**YOUR INSTRUCTIONS**. Would you work out how many of the lines below hold "apache" and reply with nothing but the number?

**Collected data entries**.

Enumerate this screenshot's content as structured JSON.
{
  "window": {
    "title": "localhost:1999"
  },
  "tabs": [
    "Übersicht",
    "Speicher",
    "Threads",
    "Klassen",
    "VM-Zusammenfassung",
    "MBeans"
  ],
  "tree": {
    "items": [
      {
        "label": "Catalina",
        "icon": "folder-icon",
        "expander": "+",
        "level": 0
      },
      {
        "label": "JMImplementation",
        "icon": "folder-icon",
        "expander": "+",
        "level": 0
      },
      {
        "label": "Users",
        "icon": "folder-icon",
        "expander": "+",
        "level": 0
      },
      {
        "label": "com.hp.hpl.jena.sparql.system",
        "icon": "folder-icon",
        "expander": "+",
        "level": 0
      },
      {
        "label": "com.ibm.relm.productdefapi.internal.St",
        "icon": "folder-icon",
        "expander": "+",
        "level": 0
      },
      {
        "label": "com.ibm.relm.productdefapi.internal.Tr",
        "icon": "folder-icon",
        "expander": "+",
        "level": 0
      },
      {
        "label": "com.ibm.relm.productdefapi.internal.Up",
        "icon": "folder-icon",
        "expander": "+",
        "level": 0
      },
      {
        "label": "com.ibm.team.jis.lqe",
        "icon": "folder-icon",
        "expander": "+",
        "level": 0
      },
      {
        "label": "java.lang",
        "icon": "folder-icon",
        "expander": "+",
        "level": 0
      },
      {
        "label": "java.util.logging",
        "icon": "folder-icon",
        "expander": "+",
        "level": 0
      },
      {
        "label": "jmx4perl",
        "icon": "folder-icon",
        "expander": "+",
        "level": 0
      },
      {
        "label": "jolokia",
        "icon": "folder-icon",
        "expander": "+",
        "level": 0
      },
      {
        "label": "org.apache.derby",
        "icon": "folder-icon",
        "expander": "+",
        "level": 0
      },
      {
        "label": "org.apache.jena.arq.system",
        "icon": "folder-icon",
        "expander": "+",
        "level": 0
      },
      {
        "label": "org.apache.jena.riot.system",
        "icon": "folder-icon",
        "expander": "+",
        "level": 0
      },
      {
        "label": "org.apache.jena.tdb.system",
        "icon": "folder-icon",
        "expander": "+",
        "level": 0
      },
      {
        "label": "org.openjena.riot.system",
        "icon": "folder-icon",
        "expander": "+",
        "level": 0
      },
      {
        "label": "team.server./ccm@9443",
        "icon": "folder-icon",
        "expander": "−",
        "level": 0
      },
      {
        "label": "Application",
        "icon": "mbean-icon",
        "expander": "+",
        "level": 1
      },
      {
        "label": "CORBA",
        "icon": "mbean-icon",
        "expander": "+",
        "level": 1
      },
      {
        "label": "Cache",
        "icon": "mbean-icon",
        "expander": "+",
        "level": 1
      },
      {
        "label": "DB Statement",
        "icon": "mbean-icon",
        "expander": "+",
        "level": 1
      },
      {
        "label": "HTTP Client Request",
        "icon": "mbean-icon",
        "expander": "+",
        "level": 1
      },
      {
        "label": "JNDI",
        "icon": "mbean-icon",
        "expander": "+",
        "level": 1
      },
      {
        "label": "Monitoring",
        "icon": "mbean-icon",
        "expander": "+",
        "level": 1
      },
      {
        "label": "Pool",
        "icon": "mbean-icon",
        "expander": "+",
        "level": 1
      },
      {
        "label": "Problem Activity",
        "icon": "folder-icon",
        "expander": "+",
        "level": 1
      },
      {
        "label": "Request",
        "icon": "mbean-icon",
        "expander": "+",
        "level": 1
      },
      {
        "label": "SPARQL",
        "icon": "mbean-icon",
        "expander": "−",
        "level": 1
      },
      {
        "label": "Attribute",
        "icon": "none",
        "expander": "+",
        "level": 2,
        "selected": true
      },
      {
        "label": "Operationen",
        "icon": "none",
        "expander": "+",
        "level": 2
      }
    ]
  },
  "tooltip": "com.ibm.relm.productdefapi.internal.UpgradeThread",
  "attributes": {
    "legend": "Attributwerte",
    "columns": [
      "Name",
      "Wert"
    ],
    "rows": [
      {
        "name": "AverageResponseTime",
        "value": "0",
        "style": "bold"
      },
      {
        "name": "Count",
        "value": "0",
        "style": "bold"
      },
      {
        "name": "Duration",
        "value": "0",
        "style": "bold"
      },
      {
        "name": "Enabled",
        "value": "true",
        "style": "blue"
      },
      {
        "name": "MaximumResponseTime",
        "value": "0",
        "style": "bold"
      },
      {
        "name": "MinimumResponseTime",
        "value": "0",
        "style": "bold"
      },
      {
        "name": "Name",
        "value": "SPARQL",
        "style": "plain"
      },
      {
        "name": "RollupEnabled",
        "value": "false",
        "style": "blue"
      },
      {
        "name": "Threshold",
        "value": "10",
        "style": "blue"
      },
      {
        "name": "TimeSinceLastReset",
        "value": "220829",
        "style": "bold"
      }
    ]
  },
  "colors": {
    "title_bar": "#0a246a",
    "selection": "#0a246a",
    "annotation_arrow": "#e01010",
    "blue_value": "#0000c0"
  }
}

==

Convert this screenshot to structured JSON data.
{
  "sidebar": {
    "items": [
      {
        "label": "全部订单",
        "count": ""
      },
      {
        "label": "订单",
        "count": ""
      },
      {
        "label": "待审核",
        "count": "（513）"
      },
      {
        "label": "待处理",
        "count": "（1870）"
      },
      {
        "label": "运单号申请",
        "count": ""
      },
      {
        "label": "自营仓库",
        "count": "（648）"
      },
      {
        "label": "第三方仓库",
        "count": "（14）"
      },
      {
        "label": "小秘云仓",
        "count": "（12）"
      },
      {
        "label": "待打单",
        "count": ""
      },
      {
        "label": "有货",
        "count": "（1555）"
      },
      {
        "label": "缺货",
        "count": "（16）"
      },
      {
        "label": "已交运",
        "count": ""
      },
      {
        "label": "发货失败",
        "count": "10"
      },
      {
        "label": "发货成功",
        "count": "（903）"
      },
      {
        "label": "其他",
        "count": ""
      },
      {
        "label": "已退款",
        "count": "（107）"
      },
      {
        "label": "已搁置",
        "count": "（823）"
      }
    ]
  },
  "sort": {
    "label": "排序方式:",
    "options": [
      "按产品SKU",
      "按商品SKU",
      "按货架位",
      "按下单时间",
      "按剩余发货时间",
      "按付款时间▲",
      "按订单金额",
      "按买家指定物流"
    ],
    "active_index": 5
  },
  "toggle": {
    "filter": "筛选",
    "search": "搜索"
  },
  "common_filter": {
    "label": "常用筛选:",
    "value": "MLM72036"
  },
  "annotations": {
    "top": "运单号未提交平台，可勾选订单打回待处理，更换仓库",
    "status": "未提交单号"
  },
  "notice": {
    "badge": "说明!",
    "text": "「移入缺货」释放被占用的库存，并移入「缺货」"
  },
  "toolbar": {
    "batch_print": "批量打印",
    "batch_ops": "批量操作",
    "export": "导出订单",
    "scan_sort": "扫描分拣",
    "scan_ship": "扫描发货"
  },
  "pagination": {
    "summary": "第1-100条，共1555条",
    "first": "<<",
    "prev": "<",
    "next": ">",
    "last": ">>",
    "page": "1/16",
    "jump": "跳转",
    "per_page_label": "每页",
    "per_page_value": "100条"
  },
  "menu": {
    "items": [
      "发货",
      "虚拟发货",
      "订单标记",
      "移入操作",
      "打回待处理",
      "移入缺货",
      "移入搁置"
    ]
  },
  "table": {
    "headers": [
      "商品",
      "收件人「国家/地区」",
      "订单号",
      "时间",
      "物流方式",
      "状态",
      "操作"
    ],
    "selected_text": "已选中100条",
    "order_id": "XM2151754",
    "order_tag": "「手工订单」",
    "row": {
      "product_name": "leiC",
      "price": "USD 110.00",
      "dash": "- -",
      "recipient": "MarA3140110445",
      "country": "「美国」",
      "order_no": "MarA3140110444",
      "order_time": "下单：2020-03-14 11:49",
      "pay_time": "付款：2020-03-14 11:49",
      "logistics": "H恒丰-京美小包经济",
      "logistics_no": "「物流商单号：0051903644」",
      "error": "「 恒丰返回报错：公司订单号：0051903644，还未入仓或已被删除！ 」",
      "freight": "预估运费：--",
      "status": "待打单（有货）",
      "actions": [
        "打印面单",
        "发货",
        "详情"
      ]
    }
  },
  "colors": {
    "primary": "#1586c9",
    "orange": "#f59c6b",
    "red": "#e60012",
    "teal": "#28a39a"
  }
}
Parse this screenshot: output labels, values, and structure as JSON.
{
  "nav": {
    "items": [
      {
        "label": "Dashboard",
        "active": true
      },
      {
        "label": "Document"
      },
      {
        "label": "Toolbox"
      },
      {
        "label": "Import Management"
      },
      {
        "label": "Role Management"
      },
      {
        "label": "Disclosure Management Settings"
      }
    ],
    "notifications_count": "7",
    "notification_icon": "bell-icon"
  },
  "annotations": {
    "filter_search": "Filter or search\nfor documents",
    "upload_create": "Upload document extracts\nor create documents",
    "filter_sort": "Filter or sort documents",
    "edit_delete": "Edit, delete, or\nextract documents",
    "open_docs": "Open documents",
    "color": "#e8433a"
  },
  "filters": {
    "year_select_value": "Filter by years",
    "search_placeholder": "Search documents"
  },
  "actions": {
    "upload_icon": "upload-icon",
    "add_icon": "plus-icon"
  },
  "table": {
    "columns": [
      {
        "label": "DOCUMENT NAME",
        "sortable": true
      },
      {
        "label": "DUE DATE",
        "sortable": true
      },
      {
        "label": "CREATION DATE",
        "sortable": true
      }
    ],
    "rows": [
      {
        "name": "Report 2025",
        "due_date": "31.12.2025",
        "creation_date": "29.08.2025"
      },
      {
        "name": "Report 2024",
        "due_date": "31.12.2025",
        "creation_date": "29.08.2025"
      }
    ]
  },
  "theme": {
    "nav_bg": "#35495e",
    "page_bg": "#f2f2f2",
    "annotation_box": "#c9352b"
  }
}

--

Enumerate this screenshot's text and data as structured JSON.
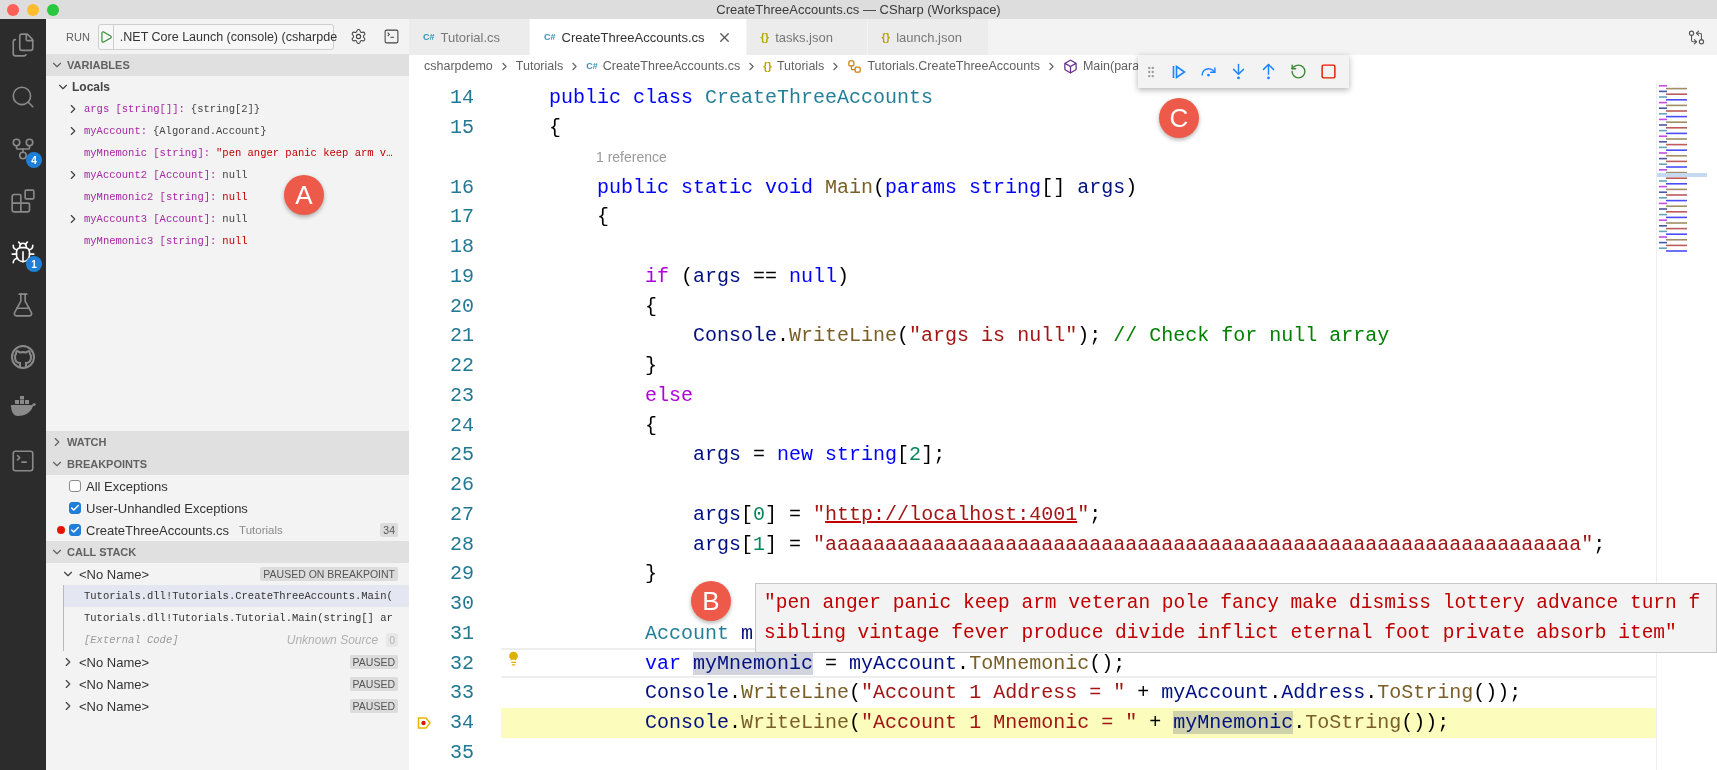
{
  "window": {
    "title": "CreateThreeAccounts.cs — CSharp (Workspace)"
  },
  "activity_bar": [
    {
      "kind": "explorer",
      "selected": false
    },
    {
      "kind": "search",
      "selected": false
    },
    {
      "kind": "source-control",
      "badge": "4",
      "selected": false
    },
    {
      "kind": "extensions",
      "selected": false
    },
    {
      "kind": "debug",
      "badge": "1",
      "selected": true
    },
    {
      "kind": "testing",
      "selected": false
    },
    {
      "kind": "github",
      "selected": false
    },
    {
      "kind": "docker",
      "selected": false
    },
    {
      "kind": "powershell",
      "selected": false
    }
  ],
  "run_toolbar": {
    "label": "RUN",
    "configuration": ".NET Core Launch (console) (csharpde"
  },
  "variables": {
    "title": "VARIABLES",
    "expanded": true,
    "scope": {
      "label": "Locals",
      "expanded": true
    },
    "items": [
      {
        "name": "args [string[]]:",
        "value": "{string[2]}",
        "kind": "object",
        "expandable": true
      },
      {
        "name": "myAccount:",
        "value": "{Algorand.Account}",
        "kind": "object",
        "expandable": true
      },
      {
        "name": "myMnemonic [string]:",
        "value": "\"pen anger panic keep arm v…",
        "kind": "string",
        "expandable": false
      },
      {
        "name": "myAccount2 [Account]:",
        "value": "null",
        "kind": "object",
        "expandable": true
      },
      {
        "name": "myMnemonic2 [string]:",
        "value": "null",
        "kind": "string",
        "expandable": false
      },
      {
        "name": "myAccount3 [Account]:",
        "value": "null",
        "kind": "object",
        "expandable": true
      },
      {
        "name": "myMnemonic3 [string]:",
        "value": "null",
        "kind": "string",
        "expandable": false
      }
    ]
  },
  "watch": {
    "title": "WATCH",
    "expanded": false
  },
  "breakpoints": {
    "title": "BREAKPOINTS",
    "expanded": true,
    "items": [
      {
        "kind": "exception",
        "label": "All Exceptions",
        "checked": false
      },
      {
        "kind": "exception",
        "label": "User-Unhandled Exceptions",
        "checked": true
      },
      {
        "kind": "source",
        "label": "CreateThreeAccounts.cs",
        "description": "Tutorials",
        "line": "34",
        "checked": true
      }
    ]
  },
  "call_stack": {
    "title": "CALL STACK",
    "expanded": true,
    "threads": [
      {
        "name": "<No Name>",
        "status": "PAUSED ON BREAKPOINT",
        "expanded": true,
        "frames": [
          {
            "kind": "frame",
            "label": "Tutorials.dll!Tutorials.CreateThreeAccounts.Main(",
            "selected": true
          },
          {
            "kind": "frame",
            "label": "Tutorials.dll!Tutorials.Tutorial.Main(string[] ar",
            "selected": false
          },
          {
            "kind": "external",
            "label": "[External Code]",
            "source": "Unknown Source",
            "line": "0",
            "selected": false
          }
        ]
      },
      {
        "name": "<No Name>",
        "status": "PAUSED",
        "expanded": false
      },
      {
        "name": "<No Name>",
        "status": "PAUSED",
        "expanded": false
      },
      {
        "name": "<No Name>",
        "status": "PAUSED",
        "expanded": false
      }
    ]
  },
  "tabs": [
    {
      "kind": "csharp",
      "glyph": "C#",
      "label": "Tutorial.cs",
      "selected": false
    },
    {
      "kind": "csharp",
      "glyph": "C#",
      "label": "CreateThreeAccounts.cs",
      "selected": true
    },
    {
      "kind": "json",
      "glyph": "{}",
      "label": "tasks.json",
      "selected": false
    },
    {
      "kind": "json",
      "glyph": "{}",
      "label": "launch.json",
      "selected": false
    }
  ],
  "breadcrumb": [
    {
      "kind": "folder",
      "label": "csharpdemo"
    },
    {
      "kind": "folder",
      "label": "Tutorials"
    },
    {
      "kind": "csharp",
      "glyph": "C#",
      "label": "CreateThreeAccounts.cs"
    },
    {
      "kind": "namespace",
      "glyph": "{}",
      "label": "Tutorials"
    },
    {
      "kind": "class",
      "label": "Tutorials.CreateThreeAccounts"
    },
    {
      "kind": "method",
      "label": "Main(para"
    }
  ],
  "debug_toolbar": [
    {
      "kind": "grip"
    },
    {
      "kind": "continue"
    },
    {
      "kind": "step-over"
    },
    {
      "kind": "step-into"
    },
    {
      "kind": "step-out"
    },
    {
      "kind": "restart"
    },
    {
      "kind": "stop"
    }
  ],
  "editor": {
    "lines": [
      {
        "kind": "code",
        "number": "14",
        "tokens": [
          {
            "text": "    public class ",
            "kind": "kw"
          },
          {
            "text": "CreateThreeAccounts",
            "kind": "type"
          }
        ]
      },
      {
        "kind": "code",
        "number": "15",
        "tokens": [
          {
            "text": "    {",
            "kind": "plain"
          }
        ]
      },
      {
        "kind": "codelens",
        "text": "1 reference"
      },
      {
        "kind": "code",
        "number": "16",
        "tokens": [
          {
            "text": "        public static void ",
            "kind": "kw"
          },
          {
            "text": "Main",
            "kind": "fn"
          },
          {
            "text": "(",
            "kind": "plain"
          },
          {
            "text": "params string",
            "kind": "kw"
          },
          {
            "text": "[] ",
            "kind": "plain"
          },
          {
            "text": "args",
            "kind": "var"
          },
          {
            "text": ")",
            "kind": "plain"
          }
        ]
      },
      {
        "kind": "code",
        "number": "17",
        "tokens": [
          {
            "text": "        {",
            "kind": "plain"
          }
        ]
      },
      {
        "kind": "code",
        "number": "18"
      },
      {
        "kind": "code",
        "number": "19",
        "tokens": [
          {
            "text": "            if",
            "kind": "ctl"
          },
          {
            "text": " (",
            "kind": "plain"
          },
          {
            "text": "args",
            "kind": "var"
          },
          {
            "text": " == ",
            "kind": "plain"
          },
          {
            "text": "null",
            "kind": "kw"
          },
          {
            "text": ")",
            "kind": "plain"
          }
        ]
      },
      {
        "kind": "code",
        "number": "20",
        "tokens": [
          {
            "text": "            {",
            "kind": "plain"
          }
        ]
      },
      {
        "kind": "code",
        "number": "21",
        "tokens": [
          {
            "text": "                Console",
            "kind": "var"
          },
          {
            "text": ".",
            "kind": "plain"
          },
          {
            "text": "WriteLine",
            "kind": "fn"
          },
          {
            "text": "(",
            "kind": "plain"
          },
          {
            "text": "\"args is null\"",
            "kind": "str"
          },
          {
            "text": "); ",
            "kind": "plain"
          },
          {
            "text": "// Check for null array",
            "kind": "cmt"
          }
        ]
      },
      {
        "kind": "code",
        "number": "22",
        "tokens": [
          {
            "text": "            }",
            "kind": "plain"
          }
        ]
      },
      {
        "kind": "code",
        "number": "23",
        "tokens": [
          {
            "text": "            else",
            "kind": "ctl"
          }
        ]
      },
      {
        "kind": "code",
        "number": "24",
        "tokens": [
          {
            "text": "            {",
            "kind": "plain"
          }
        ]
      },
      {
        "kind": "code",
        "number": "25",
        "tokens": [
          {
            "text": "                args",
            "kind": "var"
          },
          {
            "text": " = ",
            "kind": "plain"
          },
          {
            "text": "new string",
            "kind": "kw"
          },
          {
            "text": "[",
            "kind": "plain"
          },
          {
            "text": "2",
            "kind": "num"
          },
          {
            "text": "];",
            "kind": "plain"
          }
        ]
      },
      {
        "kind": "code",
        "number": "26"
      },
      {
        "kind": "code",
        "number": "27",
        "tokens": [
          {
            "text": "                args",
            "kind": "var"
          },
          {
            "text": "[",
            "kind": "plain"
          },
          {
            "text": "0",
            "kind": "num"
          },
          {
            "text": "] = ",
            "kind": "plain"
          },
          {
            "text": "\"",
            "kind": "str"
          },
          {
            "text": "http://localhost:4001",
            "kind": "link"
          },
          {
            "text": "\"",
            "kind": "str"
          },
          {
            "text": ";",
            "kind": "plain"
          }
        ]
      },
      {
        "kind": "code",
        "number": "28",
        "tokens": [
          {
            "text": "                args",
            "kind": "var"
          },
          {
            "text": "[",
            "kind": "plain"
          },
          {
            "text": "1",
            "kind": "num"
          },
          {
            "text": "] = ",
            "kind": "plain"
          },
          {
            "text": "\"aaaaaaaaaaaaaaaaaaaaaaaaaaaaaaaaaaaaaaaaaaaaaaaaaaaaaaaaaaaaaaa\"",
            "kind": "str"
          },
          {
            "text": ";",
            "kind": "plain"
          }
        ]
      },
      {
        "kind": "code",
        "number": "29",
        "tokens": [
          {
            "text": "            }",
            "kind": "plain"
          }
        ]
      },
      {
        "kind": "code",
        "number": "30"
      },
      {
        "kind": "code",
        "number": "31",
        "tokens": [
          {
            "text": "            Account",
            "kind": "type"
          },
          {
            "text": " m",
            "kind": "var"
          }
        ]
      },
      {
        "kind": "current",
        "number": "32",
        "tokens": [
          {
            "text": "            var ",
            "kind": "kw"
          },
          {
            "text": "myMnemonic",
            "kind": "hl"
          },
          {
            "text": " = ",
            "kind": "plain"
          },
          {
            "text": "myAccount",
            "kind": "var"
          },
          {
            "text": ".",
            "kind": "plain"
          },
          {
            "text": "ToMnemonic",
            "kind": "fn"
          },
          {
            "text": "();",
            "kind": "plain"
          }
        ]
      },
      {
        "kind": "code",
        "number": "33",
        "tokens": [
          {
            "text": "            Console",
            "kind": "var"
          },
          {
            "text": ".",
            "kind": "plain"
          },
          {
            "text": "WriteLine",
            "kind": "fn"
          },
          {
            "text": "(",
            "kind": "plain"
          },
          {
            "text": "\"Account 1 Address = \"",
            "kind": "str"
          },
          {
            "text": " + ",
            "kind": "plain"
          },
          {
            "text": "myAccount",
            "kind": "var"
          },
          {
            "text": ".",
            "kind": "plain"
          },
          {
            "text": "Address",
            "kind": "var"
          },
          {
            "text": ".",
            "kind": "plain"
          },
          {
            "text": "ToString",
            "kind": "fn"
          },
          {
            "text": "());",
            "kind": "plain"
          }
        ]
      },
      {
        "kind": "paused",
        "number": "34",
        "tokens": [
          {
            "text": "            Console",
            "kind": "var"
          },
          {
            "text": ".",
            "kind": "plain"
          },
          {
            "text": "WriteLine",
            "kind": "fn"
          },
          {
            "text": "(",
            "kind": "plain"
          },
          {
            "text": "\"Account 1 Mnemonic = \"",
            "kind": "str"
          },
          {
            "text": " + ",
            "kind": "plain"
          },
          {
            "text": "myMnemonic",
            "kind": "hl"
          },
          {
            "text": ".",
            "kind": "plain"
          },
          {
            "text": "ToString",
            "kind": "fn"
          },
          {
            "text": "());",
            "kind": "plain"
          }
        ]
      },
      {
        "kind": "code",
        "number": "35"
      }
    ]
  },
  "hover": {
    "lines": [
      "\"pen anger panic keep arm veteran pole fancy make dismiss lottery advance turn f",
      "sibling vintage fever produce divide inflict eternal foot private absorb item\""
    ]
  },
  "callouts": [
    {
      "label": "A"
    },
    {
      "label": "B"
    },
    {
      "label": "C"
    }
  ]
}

**RESULT**. 4